The LADWP’s proposed Southern Owens Valley Solar Ranch Project is a 200-megawatt solar energy facility that would consist of solar photovoltaic panel modules and associated infrastructure. The approximately 1,200-acre project site is located on City of Los Angeles-owned property east of the Owens River, but in a direct line of sight with the Manzanar National Historic Site, which lies to the immediate west.
The Draft Environmental Impact Report is available at www.ladwp.com/envnotices.
The Manzanar Committee believes that the proposed solar ranch would destroy a significant portion of the historic landscape surrounding Manzanar National Historic Site.
“The importance of maintaining and enhancing the physical characteristics of the Manzanar National Historic Site cannot be downplayed or overlooked,” said Manzanar Committee Co-Chair Bruce Embrey. “One of the most powerful parts of Manzanar is the unobstructed view, and that many of the structures, gardens and other features of the World War II American concentration camp have not been bulldozed over or destroyed by ‘development.'”
Craig Tomiyoshi, vice president of public affairs for the National Board of the Japanese American Citizens League, echoed those concerns.
“The Manzanar site is not only an important piece of the Japanese American story and experience during World War II, but also a visible reminder to all Americans about the importance of protecting the civil rights and liberties for all,” said Tomiyoshi. “The natural environment surrounding Manzanar plays a huge part in preserving for future generations the context of what those incarcerated at that site might have felt at that time.

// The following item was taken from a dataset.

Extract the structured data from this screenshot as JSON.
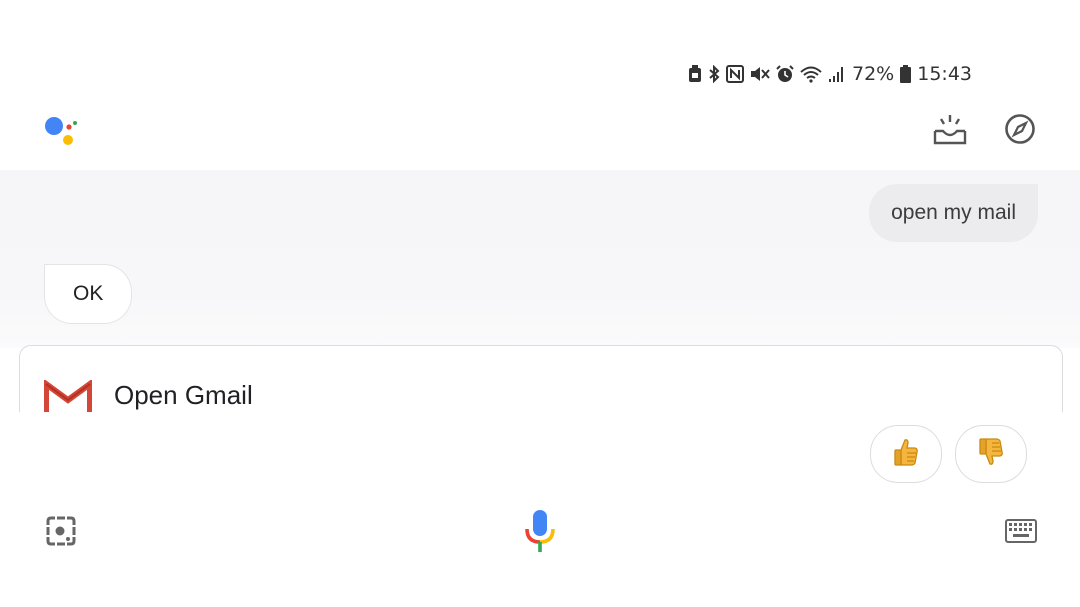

“I would strongly encourage anyone concerned about protecting the cultural landscape of Manzanar to attend this public information meeting to let decision makers know why building the project on the proposed location is wrong, and encourage them to consider alternate sites.”
A coalition of community groups and individuals is working to ensure that the politically powerful LADWP, which owns the vast majority of the land in Owens Valley, understands their concerns and the implications of building the solar ranch in such close proximity to Manzanar.
“It’s easy after all these years to put what happened to the Japanese American community during World War II on the back shelf, as more ‘pressing’ or ‘important’ events occur,” Embrey noted. “If we are complacent, all the hard work of so many will be for naught. Tule Lake is facing a similar situation where the Federal Aviation Administration is attempting to build a fence that would bisect the site. Now, a massive solar farm with thousands of solar panels could distract from, and negatively impact, the Manzanar National Historic Site.
“The Manzanar National Historic Site stands as one of the most impressive, thorough exhibits on the Japanese American incarceration experience. The National Park Service staff does an incredible job, day in and day out, of telling the story. It is essential that LADWP hears and understands the impact such a massive project would have on the site.
“So many people fought so hard, endured and persevered to make sure our story, our history, is told and never forgotten. We have to be vigilant that none of that is denigrated in any way.”
The LADWP headquarters building is located at 111 N. Hope St. The meeting will be held in Conference Room 1, Level A. Parking is free in the LADWP’s underground parking garage. Signs will be posted to direct attendees to the meeting room.